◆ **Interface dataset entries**
• • • •

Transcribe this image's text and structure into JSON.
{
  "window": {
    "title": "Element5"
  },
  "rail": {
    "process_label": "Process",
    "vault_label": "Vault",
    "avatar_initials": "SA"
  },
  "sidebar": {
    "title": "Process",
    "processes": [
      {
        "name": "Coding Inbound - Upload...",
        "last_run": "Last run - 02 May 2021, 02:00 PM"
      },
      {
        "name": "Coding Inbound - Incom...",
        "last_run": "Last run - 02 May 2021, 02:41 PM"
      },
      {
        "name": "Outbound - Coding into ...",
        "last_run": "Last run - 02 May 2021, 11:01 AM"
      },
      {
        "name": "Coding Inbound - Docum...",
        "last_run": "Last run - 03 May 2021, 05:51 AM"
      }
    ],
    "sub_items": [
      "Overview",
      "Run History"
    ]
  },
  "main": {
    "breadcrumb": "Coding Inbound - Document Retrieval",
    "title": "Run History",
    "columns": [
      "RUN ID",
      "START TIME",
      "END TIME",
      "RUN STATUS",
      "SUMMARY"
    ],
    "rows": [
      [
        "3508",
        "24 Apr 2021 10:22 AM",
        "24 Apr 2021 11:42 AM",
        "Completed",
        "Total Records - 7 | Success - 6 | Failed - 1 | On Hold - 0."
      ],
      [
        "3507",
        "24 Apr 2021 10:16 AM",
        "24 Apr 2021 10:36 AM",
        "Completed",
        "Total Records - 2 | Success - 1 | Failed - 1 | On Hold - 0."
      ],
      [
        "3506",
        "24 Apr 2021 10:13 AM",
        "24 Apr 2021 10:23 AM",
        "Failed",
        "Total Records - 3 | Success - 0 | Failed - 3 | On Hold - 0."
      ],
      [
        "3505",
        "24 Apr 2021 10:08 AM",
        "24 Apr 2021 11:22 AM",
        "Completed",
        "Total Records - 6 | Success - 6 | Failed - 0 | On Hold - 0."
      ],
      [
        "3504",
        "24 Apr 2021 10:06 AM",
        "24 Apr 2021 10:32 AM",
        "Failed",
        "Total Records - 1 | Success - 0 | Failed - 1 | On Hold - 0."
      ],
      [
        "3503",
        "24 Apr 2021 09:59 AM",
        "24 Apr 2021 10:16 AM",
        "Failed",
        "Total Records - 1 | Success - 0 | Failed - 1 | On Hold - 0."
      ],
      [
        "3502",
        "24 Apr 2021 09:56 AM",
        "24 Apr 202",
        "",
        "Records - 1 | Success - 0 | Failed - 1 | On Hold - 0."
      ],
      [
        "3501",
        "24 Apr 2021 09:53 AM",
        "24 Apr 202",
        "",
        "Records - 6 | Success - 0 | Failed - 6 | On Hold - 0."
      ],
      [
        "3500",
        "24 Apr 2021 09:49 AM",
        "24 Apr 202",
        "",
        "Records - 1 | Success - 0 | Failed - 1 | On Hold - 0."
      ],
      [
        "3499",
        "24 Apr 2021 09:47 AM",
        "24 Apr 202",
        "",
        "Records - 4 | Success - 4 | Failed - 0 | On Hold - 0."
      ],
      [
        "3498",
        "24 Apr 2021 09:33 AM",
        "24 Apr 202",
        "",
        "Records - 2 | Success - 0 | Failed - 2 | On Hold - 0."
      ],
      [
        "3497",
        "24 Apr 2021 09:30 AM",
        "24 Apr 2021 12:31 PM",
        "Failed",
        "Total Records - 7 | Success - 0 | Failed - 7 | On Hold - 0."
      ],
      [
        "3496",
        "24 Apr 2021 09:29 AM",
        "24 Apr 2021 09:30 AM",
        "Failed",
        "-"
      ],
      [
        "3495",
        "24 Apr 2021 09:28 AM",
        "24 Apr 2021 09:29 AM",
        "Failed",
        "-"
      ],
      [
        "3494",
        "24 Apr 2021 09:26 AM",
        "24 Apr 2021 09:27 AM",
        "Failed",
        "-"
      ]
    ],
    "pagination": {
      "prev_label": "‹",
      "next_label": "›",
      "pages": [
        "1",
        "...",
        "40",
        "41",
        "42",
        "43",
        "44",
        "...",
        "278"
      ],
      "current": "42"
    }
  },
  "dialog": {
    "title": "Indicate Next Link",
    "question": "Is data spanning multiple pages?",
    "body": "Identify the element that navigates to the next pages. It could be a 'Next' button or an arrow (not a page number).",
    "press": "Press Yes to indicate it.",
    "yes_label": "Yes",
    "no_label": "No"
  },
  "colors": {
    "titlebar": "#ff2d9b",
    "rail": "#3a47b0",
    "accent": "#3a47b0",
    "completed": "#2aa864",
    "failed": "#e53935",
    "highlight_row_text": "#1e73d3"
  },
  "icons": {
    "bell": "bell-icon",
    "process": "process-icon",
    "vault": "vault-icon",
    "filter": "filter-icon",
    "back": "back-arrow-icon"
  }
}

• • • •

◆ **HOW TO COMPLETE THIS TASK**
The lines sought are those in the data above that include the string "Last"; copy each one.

◆ **WRITTEN RESPONSE**
        "last_run": "Last run - 02 May 2021, 02:00 PM"
        "last_run": "Last run - 02 May 2021, 02:41 PM"
        "last_run": "Last run - 02 May 2021, 11:01 AM"
        "last_run": "Last run - 03 May 2021, 05:51 AM"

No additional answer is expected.